By now, it’s apparent that right-wing media outlets are taking a “Gish Gallop” approach of overloading their audiences with a flood of factually dubious arguments to defend Donald Trump through his impeachment inquiry, and that’s made for an exhausting and confusing couple of months. Conservative commentators have staked out virtually every imaginable position on Trump’s Ukraine scandal -- provided those positions all conclude that Trump didn’t do anything wrong, of course.
For instance, Fox & Friends co-host Steve Doocy might say, “If the president said, I will give you the money but you have got to investigate Joe Biden, that is really off-the-rails wrong,” and the very next day instead offer that “no president in American history has been better prepared for an impeachment inquiry than Donald Trump."
The goal of Trump defenders, as has been a running theme throughout the Trump presidency, is to rig arguments in his favor. As one defense falls, another takes its place. If Trump is accused of something, his defenders will call it “fake news.” Once enough evidence mounts to make the “fake news” argument seem silly, his defenders will seamlessly pivot to claims that it’s actually fine that the accusation was true.

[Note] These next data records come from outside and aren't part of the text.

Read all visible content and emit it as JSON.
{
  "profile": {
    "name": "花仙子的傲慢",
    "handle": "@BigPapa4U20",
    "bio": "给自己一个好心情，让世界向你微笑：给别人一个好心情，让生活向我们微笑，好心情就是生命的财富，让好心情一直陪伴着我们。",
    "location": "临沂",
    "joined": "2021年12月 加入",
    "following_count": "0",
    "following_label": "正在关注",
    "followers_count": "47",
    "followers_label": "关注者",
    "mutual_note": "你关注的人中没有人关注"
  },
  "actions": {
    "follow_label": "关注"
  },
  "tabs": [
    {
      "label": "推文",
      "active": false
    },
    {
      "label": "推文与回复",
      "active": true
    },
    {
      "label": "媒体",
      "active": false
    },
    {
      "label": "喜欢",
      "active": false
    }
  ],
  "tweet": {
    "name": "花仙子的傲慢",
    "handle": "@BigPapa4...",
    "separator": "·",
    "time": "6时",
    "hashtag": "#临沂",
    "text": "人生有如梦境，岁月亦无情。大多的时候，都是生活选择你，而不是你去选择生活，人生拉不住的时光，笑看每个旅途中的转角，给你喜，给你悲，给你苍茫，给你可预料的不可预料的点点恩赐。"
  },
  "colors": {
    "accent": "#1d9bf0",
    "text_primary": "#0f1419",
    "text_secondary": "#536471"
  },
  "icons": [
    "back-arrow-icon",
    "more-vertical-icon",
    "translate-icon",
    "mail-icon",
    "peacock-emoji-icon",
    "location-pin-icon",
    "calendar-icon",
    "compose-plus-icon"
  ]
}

Their defenses don’t always make sense. They’re often not even grounded in fact, and they don’t even need to be in order to be successful. But it’s helpful to understand what those defenses are. Below is a collection of arguments made in Trump’s defense since September 19, five days before House Speaker Nancy Pelosi announced a formal impeachment inquiry: